Thesis: Communicative failure and characterisation in the epics of Rome (Aeneid, Bellum Civile, Punica).
My doctoral project analyses communicative failures in three lengthy Latin poems, which are about different periods in the martial history of Rome: the Aeneid (29-19 BC), the Bellum Civile (62-65 AD), and the Punica (83-103 AD). The Aeneid is arguably the most influential work of Latin literature, but although the Bellum Civile and Punica were celebrated in antiquity, they have received less attention in modern scholarship.
The issue of communicative failure (and how this creates a paradigm of problematic heroism, and heroes who show a range of weaknesses) has been particularly neglected. From Aeneas' inability to talk to his divine mother or explain the necessity of his departure from Carthage to his lover Dido in the Aeneid, to Pompey's failure to convince his supporters to seek aid from Parthia which leads inevitably to his own death in Egypt in the Bellum Civile, and Scipio Africanus' disregard for the lessons of his dead father in the Punica, communicative failure plays an important but understudied role in Latin epic. Such episodes often offer an alternative to or reanalysis of the surface messages about what it means to be a man, a hero, or a character in epic or history.

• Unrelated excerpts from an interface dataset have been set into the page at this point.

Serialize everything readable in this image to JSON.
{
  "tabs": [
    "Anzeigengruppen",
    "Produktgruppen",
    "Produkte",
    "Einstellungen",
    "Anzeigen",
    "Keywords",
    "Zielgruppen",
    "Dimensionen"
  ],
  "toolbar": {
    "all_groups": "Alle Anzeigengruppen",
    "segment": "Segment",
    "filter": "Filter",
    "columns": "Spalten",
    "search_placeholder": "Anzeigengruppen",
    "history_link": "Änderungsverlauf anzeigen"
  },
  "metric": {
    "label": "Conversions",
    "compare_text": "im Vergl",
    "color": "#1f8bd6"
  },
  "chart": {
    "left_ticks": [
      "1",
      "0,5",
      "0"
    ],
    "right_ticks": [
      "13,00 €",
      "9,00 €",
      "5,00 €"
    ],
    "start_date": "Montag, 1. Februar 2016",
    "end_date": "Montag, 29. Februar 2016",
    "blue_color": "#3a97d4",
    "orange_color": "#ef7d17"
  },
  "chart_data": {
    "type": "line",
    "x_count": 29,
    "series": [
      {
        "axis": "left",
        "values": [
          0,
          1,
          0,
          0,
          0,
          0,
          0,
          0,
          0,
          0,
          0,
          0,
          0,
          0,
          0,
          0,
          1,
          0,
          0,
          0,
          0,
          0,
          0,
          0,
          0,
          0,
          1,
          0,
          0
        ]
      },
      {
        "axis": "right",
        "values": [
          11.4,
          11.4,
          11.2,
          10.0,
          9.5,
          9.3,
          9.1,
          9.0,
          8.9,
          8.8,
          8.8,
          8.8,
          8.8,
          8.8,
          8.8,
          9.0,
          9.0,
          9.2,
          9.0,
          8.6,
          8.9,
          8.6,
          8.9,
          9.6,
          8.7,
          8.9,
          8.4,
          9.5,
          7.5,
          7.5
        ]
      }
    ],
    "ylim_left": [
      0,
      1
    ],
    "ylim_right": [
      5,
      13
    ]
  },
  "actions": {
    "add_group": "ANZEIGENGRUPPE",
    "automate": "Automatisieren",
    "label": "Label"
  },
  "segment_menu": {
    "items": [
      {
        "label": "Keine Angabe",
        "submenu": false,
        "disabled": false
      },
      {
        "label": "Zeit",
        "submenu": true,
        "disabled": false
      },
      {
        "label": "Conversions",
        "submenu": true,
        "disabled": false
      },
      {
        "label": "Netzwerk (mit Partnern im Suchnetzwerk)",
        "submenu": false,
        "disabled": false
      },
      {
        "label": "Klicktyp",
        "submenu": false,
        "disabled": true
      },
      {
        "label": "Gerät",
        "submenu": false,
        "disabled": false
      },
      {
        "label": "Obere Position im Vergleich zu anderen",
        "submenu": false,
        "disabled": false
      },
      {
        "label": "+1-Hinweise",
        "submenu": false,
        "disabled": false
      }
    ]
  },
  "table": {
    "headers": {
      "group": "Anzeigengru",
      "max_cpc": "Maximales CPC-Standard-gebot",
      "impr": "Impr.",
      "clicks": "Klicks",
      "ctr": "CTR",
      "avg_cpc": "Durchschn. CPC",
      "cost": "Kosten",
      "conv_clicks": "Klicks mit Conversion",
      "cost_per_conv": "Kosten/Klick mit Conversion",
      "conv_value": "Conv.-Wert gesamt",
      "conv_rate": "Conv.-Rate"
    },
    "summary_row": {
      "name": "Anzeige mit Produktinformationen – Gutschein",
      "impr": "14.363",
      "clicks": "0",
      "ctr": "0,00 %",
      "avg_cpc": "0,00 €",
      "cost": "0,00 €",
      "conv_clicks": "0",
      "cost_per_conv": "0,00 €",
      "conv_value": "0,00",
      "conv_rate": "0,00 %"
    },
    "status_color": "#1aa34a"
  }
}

My thesis will explore how these three poems use communicative failure to complicate and nuance the characterisation of their protagonists, and how this relates to contemporary concerns and debates about what it means to be a man of importance.

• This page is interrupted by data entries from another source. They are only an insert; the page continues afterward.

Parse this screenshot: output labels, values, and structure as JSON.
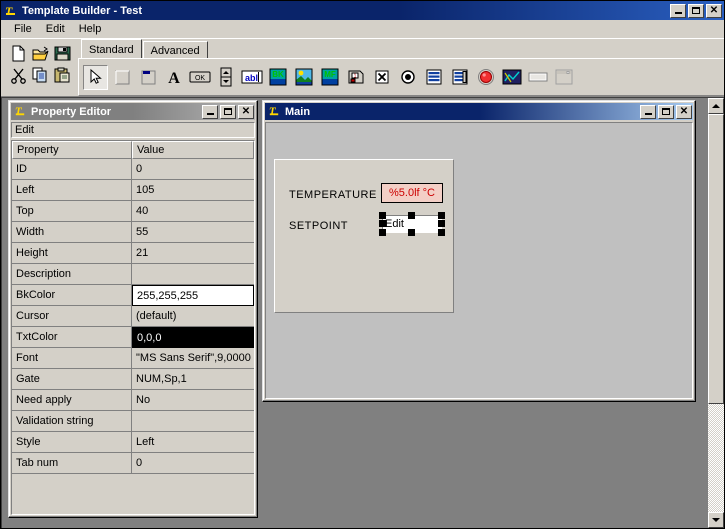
{
  "app": {
    "title": "Template Builder - Test",
    "icon": "template-builder-icon",
    "window_buttons": {
      "minimize": "_",
      "maximize": "□",
      "close": "✕"
    }
  },
  "menu": {
    "items": [
      {
        "label": "File"
      },
      {
        "label": "Edit"
      },
      {
        "label": "Help"
      }
    ]
  },
  "toolbar": {
    "file_tools": [
      {
        "name": "new-file-icon",
        "tip": "New"
      },
      {
        "name": "open-folder-icon",
        "tip": "Open"
      },
      {
        "name": "save-disk-icon",
        "tip": "Save"
      },
      {
        "name": "cut-scissors-icon",
        "tip": "Cut"
      },
      {
        "name": "copy-icon",
        "tip": "Copy"
      },
      {
        "name": "paste-clipboard-icon",
        "tip": "Paste"
      }
    ],
    "tabs": [
      {
        "label": "Standard",
        "active": true
      },
      {
        "label": "Advanced",
        "active": false
      }
    ],
    "controls": [
      {
        "name": "pointer-arrow-icon",
        "label": "Select",
        "pressed": true
      },
      {
        "name": "panel-icon",
        "label": "Panel"
      },
      {
        "name": "groupbox-icon",
        "label": "Group Box"
      },
      {
        "name": "text-label-icon",
        "label": "A"
      },
      {
        "name": "ok-button-icon",
        "label": "OK"
      },
      {
        "name": "spin-updown-icon",
        "label": "Spinner"
      },
      {
        "name": "edit-box-icon",
        "label": "abl"
      },
      {
        "name": "bitmap-bk-icon",
        "label": "BK"
      },
      {
        "name": "picture-icon",
        "label": "Picture"
      },
      {
        "name": "metafile-icon",
        "label": "MF"
      },
      {
        "name": "device-icon",
        "label": "Device"
      },
      {
        "name": "checkbox-icon",
        "label": "Check Box"
      },
      {
        "name": "radio-button-icon",
        "label": "Radio Button"
      },
      {
        "name": "list-box-icon",
        "label": "List Box"
      },
      {
        "name": "combo-box-icon",
        "label": "Combo Box"
      },
      {
        "name": "led-indicator-icon",
        "label": "LED"
      },
      {
        "name": "chart-icon",
        "label": "Chart"
      },
      {
        "name": "progress-bar-icon",
        "label": "Progress Bar"
      },
      {
        "name": "window-frame-icon",
        "label": "Window"
      }
    ]
  },
  "property_editor": {
    "title": "Property Editor",
    "icon": "template-builder-icon",
    "active": false,
    "window_buttons": {
      "minimize": "_",
      "maximize": "□",
      "close": "✕"
    },
    "selected_object": "Edit",
    "columns": {
      "property": "Property",
      "value": "Value"
    },
    "rows": [
      {
        "property": "ID",
        "value": "0",
        "state": "normal"
      },
      {
        "property": "Left",
        "value": "105",
        "state": "normal"
      },
      {
        "property": "Top",
        "value": "40",
        "state": "normal"
      },
      {
        "property": "Width",
        "value": "55",
        "state": "normal"
      },
      {
        "property": "Height",
        "value": "21",
        "state": "normal"
      },
      {
        "property": "Description",
        "value": "",
        "state": "normal"
      },
      {
        "property": "BkColor",
        "value": "255,255,255",
        "state": "editing-white"
      },
      {
        "property": "Cursor",
        "value": "(default)",
        "state": "normal"
      },
      {
        "property": "TxtColor",
        "value": "0,0,0",
        "state": "editing-black"
      },
      {
        "property": "Font",
        "value": "\"MS Sans Serif\",9,0000",
        "state": "normal"
      },
      {
        "property": "Gate",
        "value": "NUM,Sp,1",
        "state": "normal"
      },
      {
        "property": "Need apply",
        "value": "No",
        "state": "normal"
      },
      {
        "property": "Validation string",
        "value": "",
        "state": "normal"
      },
      {
        "property": "Style",
        "value": "Left",
        "state": "normal"
      },
      {
        "property": "Tab num",
        "value": "0",
        "state": "normal"
      }
    ]
  },
  "main_window": {
    "title": "Main",
    "icon": "template-builder-icon",
    "active": true,
    "window_buttons": {
      "minimize": "_",
      "maximize": "□",
      "close": "✕"
    },
    "form": {
      "labels": [
        {
          "name": "temperature",
          "text": "TEMPERATURE"
        },
        {
          "name": "setpoint",
          "text": "SETPOINT"
        }
      ],
      "temperature_field": {
        "text": "%5.0lf °C",
        "text_color": "#cc0000",
        "bg_color": "#f3cfc6"
      },
      "setpoint_edit": {
        "text": "Edit",
        "selected": true,
        "bg_color": "#ffffff"
      }
    }
  },
  "colors": {
    "window_face": "#d4d0c8",
    "mdi_background": "#808080",
    "active_title": "#0a246a",
    "inactive_title": "#808080",
    "form_face": "#d4d0c8",
    "design_surface": "#c0c0c0"
  }
}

Supervisors: Prof. Helen Lovatt (University of Nottingham) and Dr Henriette van der Blom (University of Birmingham).